International Korean Adoption: A Fifty-Year History of Policy and Practice explores the long history of international transracial adoption. Scholars present the expert multidisciplinary perspectives and up-to-date research on this most significant and longstanding form of international child welfare practice. Viewpoints and research are discussed from the academic disciplines of psychology, ethnic studies, sociology, social work, and anthropology. The chapters examine sociohistorical background, the forming of new families, reflections on Korean adoption, birth country perspectives, global perspectives, implications for practice, and archival, historical, and current resources on Korean adoption.
International Korean Adoption: A Fifty-Year History of Policy and Practice provides fresh insight into the origins, development, and institutionalization of Korean adoption. Through original research and personal accounts, this revealing text explores how Korean adoptees and their families fit into their family roles—and offers clear perspectives on adoption as child welfare practice. Global implications and politics, as well as the very personal experiences are examined in detail. This source is a one-of-a-kind look into the full spectrum of information pertaining to Korean adoption.
Topics in International Korean Adoption: A Fifty-Year History of Policy and Practice include:
adoption from the Korean perspective

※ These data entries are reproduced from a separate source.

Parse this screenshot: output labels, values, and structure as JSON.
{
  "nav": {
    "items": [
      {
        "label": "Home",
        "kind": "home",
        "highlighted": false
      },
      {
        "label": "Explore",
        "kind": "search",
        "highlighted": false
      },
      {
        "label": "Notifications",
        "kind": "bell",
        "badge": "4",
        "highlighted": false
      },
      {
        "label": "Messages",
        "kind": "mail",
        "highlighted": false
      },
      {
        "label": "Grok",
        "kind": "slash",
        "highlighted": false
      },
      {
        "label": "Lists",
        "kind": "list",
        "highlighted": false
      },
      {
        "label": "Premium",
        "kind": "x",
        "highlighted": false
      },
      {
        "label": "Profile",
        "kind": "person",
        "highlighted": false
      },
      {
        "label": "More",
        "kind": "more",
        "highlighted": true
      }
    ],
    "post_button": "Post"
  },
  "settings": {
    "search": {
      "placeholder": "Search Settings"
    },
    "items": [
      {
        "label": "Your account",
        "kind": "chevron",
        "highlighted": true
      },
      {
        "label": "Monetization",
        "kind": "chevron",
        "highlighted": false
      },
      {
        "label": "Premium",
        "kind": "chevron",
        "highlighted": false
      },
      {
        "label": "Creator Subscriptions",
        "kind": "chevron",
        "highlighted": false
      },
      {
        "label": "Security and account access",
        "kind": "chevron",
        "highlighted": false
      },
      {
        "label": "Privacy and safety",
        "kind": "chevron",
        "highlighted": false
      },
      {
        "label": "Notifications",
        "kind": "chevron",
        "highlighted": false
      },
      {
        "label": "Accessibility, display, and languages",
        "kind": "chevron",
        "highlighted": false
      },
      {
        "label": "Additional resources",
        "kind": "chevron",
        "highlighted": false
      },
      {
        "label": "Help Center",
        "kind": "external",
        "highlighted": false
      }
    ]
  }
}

historical origins of Korean adoption in the United States
adjustments of young adult adoptees
marketing to choosy adopters
perspectives on the importance of race and culture in parenting
birth mothers’ perspectives
sociological approach to race and identity
representations of adoptees in Korean popular culture
adoption in Australia and the Netherlands
International Korean Adoption: A Fifty-Year History of Policy and Practice is illuminating reading for adoptees, adoptive parents, practitioners, educators, students, and any child welfare professional.